they received mostly above-average service even though 90% indicated that
they would not serve Chinese guests
find more resources at
find more resources at

Only pages 1-3 are available for preview. Some parts have been intentionally blurred.

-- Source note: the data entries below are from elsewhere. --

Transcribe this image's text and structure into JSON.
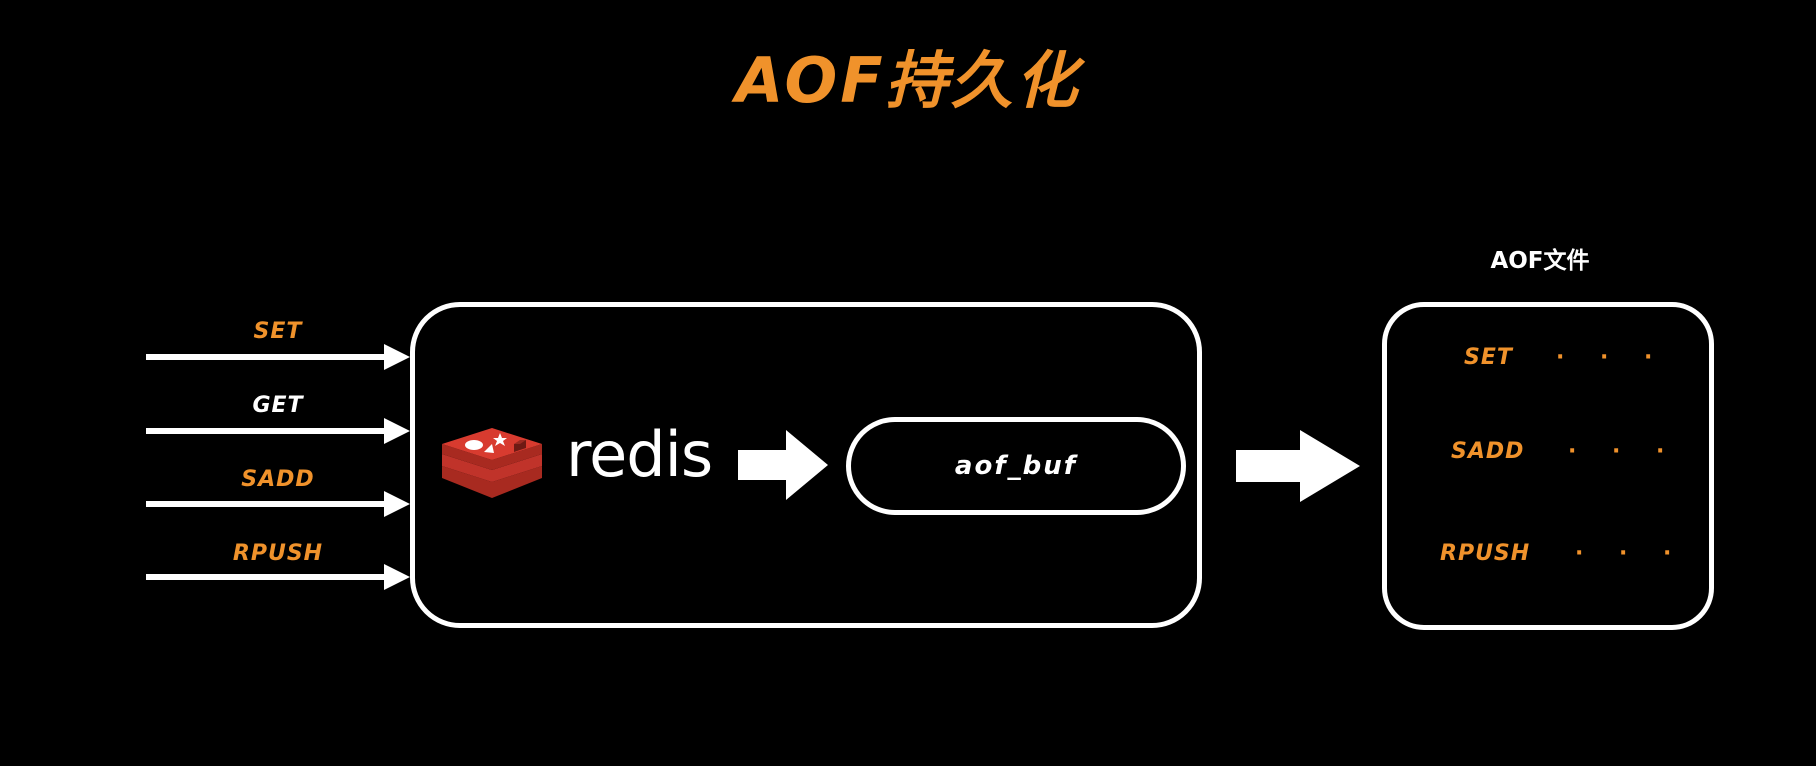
{
  "title": "AOF持久化",
  "colors": {
    "background": "#000000",
    "accent": "#f0922b",
    "stroke": "#ffffff",
    "redis_red": "#d03a2f"
  },
  "inputs": [
    {
      "label": "SET",
      "color": "#f0922b"
    },
    {
      "label": "GET",
      "color": "#ffffff"
    },
    {
      "label": "SADD",
      "color": "#f0922b"
    },
    {
      "label": "RPUSH",
      "color": "#f0922b"
    }
  ],
  "redis": {
    "logo_icon": "redis-logo-icon",
    "wordmark": "redis"
  },
  "buffer": {
    "label": "aof_buf"
  },
  "file": {
    "title": "AOF文件",
    "lines": [
      {
        "command": "SET",
        "ellipsis": "· · ·"
      },
      {
        "command": "SADD",
        "ellipsis": "· · ·"
      },
      {
        "command": "RPUSH",
        "ellipsis": "· · ·"
      }
    ]
  }
}
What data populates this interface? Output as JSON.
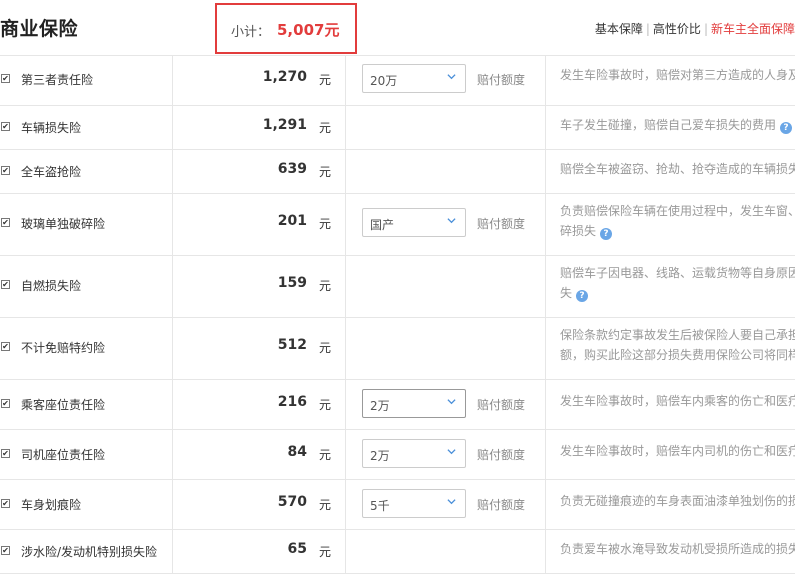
{
  "header": {
    "title": "商业保险",
    "subtotal_label": "小计：",
    "subtotal_value": "5,007元",
    "plans": [
      "基本保障",
      "高性价比",
      "新车主全面保障"
    ]
  },
  "unit": "元",
  "limit_label": "赔付额度",
  "rows": [
    {
      "name": "第三者责任险",
      "price": "1,270",
      "select": "20万",
      "desc_lines": [
        "发生车险事故时，赔偿对第三方造成的人身及"
      ],
      "help": false
    },
    {
      "name": "车辆损失险",
      "price": "1,291",
      "select": null,
      "desc_lines": [
        "车子发生碰撞，赔偿自己爱车损失的费用"
      ],
      "help": true
    },
    {
      "name": "全车盗抢险",
      "price": "639",
      "select": null,
      "desc_lines": [
        "赔偿全车被盗窃、抢劫、抢夺造成的车辆损失"
      ],
      "help": false
    },
    {
      "name": "玻璃单独破碎险",
      "price": "201",
      "select": "国产",
      "desc_lines": [
        "负责赔偿保险车辆在使用过程中，发生车窗、",
        "碎损失"
      ],
      "help": true
    },
    {
      "name": "自燃损失险",
      "price": "159",
      "select": null,
      "desc_lines": [
        "赔偿车子因电器、线路、运载货物等自身原因",
        "失"
      ],
      "help": true
    },
    {
      "name": "不计免赔特约险",
      "price": "512",
      "select": null,
      "desc_lines": [
        "保险条款约定事故发生后被保险人要自己承担",
        "额，购买此险这部分损失费用保险公司将同样"
      ],
      "help": false
    },
    {
      "name": "乘客座位责任险",
      "price": "216",
      "select": "2万",
      "desc_lines": [
        "发生车险事故时，赔偿车内乘客的伤亡和医疗"
      ],
      "help": false
    },
    {
      "name": "司机座位责任险",
      "price": "84",
      "select": "2万",
      "desc_lines": [
        "发生车险事故时，赔偿车内司机的伤亡和医疗"
      ],
      "help": false
    },
    {
      "name": "车身划痕险",
      "price": "570",
      "select": "5千",
      "desc_lines": [
        "负责无碰撞痕迹的车身表面油漆单独划伤的损"
      ],
      "help": false
    },
    {
      "name": "涉水险/发动机特别损失险",
      "price": "65",
      "select": null,
      "desc_lines": [
        "负责爱车被水淹导致发动机受损所造成的损失"
      ],
      "help": false
    }
  ]
}
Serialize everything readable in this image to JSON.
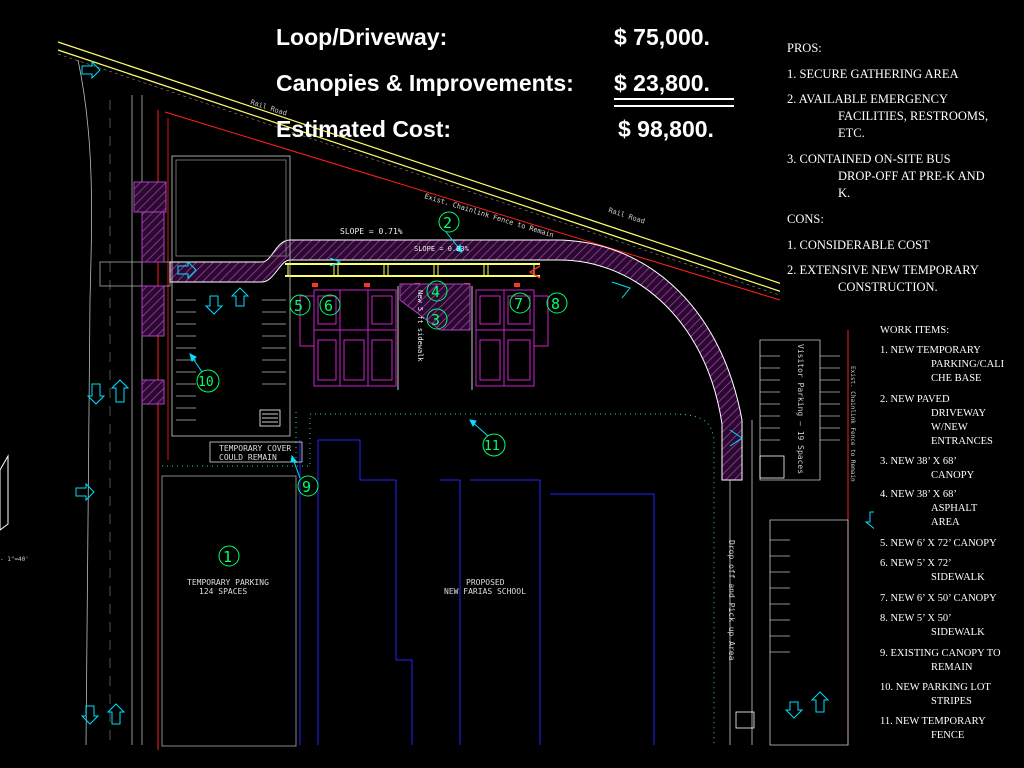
{
  "costs": {
    "loop_label": "Loop/Driveway:",
    "loop_amount": "$ 75,000.",
    "canopies_label": "Canopies & Improvements:",
    "canopies_amount": "$ 23,800.",
    "estimated_label": "Estimated Cost:",
    "estimated_amount": "$ 98,800."
  },
  "pros_cons": {
    "pros_heading": "PROS:",
    "pros": [
      [
        "1. SECURE GATHERING AREA"
      ],
      [
        "2. AVAILABLE EMERGENCY",
        "FACILITIES, RESTROOMS,",
        "ETC."
      ],
      [
        "3. CONTAINED ON-SITE BUS",
        "DROP-OFF AT PRE-K AND",
        "K."
      ]
    ],
    "cons_heading": "CONS:",
    "cons": [
      [
        "1. CONSIDERABLE COST"
      ],
      [
        "2. EXTENSIVE NEW TEMPORARY",
        "CONSTRUCTION."
      ]
    ]
  },
  "work_items": {
    "heading": "WORK ITEMS:",
    "items": [
      [
        "1. NEW TEMPORARY",
        "PARKING/CALI",
        "CHE BASE"
      ],
      [
        "2. NEW PAVED",
        "DRIVEWAY",
        "W/NEW",
        "ENTRANCES"
      ],
      [
        "3. NEW 38’ X 68’",
        "CANOPY"
      ],
      [
        "4. NEW 38’ X 68’",
        "ASPHALT",
        "AREA"
      ],
      [
        "5. NEW 6’ X 72’ CANOPY"
      ],
      [
        "6. NEW 5’ X 72’",
        "SIDEWALK"
      ],
      [
        "7. NEW 6’ X 50’ CANOPY"
      ],
      [
        "8. NEW 5’ X 50’",
        "SIDEWALK"
      ],
      [
        "9. EXISTING CANOPY TO",
        "REMAIN"
      ],
      [
        "10. NEW PARKING LOT",
        "STRIPES"
      ],
      [
        "11. NEW TEMPORARY",
        "FENCE"
      ]
    ]
  },
  "plan": {
    "rail_road_1": "Rail Road",
    "rail_road_2": "Rail Road",
    "fence_note": "Exist. Chainlink Fence to Remain",
    "fence_note_right": "Exist. Chainlink Fence to Remain",
    "slope_1": "SLOPE = 0.71%",
    "slope_2": "SLOPE = 0.03%",
    "sidewalk_note": "New 5 ft sidewalk",
    "temp_cover_1": "TEMPORARY COVER",
    "temp_cover_2": "COULD REMAIN",
    "temp_parking_1": "TEMPORARY PARKING",
    "temp_parking_2": "124 SPACES",
    "school_1": "PROPOSED",
    "school_2": "NEW FARIAS SCHOOL",
    "visitor_parking": "Visitor Parking — 19 Spaces",
    "dropoff": "Drop off and Pick up Area",
    "scale": "- 1\"=40'",
    "callouts": [
      "1",
      "2",
      "3",
      "4",
      "5",
      "6",
      "7",
      "8",
      "9",
      "10",
      "11"
    ]
  },
  "colors": {
    "driveway_stroke": "#ffffff",
    "hatch": "#b040c0",
    "building": "#d020d0",
    "road_line": "#ffff66",
    "callout": "#00ff66",
    "arrow": "#00e0ff",
    "property_line": "#ff2020",
    "school_outline": "#2222ff",
    "fence": "#22ddaa"
  }
}
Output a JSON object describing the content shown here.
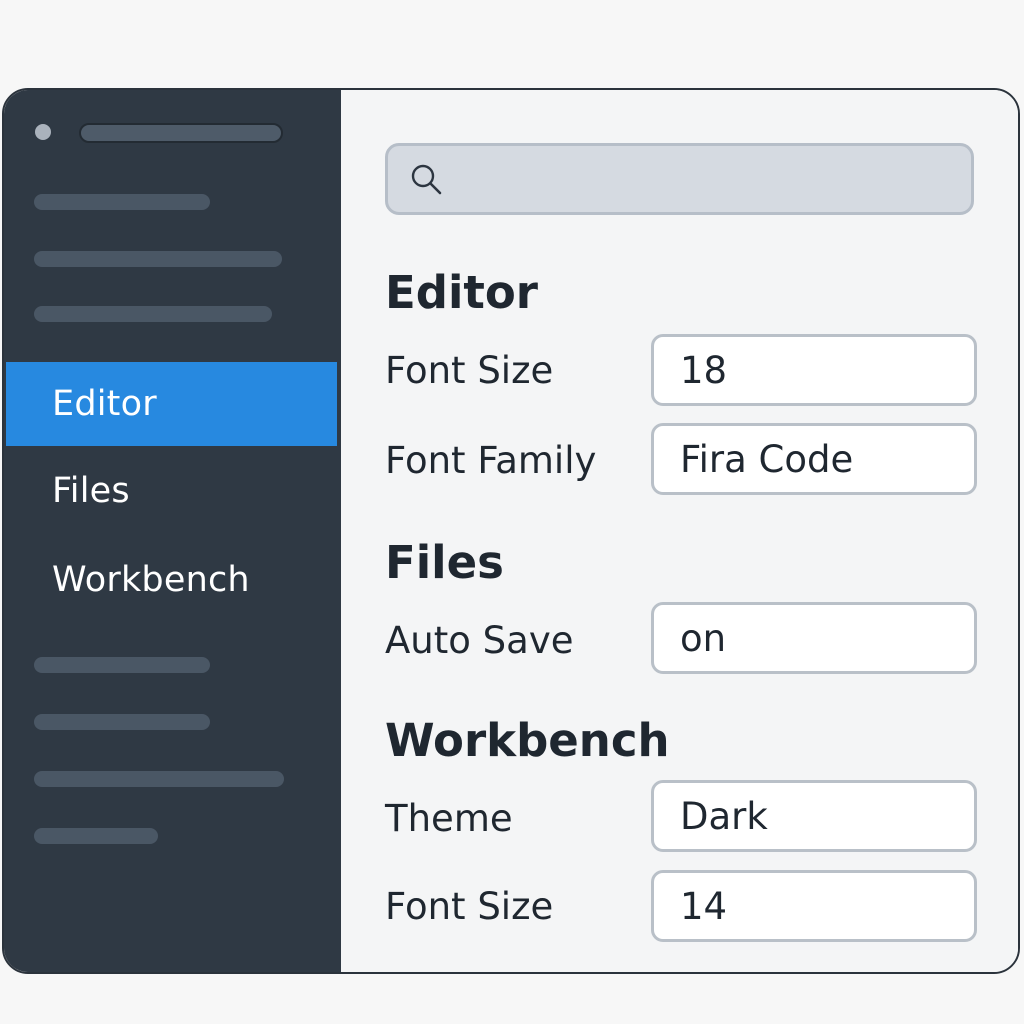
{
  "sidebar": {
    "items": [
      {
        "label": "Editor",
        "active": true
      },
      {
        "label": "Files",
        "active": false
      },
      {
        "label": "Workbench",
        "active": false
      }
    ]
  },
  "search": {
    "icon": "search-icon",
    "value": "",
    "placeholder": ""
  },
  "sections": {
    "editor": {
      "title": "Editor",
      "font_size_label": "Font Size",
      "font_size_value": "18",
      "font_family_label": "Font Family",
      "font_family_value": "Fira Code"
    },
    "files": {
      "title": "Files",
      "auto_save_label": "Auto Save",
      "auto_save_value": "on"
    },
    "workbench": {
      "title": "Workbench",
      "theme_label": "Theme",
      "theme_value": "Dark",
      "font_size_label": "Font Size",
      "font_size_value": "14"
    }
  },
  "colors": {
    "sidebar_bg": "#2f3944",
    "accent": "#2789e0",
    "content_bg": "#f4f5f6"
  }
}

Chapter 13 Social Psychology
Various factors affect the extent to which attitudes will predict behaviors including:
o Attitude specificity: The more specific an attitude, the more likely it is to predict
behavior e.g. If someone loves Katy Perry they are more likely to download
the album on the first day of release
o Attitude strength: Stronger attitudes predict behavior more accurately than weak
or vague attitudes e.g. A person is more likely to join a gay rights demonstration
if they are passionate about the issue than those who feel it’s a general issue
Are People Honest About Their Attitudes?
- People tend to misrepresent their attitudes why?
The Social Desirability Factor:
- People state attitudes that are socially desirable rather than accurate
o Ex. People who are secretly racists would never express their opinions in fear of
being judged unfavorably by others
- To eliminate this, some psychologists employ the bogus pipeline technique:
o Experimenters connect participants to a polygraph to reduce chances of lying
Implicit Attitudes:
- People are not always aware of their true attitudes
o Ex. Employers may believe that all applicants regardless of ethnic background
deserve a fair interview process, however they may be prejudiced unconsciously
because they are not of the same background
- When attitudes such as these lie below the level of conscious awareness, they are
called implicit attitudes
- To get implicit attitudes, they can be measures using the implicit attitude test:
1. A person is exposed to 2 broad categories- ex. “cat” or dog” then shown
pictures of objects associated ex. Fire hydrant or litterbox the person would
then choose if it was more cat or dog related how fast the decisions are made
is measured by reaction time (pressing right or left buttons)
2. The person is asked to complete a different task in which they must categorize
words as either unpleasant to pleasant (these words are obvious like “poison” and
happiness”) how fast the decisions are made is measured by reaction time
(pressing right or left buttons)
3. The categories are combined in a third task combining, for example, dog and
pleasant and cat and unpleasant The person is asked to identify a series of
words as either more dog/pleasant or more cat/unpleasant
4. The categories are then reversed to be cat/pleasant and dog/unpleasant
right/left button pressed is used and reaction time is measured Assumption: if
a person likes a dog better than cats, the reaction time to identify pleasant words
during dog/pleasant combination should be shorter because the association with
pleasant things and dogs is stronger
- Caucasians Americans who characterize themselves as not prejudiced have quicker
reactions towards the Caucasian/pleasant association and African American/unpleasant
identifications than the Caucasian/unpleasant and African American/pleasant
- Researchers have used IAT to detect bias against elderly people and women
- Bertram Gawronski found ways to reduce implicit & explicit components of prejudiced
beliefs and concluded that:
find more resources at
find more resources at
You're Reading a Preview

Unlock to view full version